§ **Problem to solve**: The lines needed are those below that contain the word "Enter"; copy each one.

─── Material for this exercise ───

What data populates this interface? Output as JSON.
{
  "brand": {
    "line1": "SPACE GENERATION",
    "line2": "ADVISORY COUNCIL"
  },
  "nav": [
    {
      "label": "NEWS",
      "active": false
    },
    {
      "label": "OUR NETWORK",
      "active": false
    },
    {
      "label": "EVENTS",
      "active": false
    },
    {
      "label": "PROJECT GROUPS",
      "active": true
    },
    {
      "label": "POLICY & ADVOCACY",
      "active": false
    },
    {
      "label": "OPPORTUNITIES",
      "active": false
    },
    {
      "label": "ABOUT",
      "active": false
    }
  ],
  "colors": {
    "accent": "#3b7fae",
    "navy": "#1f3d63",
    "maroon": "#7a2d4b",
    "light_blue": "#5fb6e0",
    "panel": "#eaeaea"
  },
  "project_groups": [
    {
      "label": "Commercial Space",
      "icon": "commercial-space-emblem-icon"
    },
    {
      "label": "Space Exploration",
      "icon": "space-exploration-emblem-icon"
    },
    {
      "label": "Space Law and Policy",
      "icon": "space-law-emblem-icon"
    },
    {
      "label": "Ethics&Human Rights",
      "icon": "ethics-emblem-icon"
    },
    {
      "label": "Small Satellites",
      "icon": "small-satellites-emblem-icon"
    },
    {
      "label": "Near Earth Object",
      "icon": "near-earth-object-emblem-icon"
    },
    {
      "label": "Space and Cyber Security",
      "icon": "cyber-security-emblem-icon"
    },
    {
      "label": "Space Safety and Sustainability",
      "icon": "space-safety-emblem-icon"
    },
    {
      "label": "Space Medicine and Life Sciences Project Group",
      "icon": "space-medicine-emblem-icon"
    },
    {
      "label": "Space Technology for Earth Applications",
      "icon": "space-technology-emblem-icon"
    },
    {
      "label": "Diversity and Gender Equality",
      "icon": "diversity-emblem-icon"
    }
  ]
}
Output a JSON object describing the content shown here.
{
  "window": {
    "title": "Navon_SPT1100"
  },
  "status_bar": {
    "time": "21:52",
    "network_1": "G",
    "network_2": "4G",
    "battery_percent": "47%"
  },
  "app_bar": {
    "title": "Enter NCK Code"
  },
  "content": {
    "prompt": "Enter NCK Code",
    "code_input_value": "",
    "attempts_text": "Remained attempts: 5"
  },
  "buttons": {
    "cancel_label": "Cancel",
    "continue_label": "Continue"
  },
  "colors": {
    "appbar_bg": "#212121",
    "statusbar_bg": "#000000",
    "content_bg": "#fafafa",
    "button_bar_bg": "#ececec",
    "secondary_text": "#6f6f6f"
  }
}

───

§ **Result of this task**:
    "title": "Enter NCK Code"
    "prompt": "Enter NCK Code",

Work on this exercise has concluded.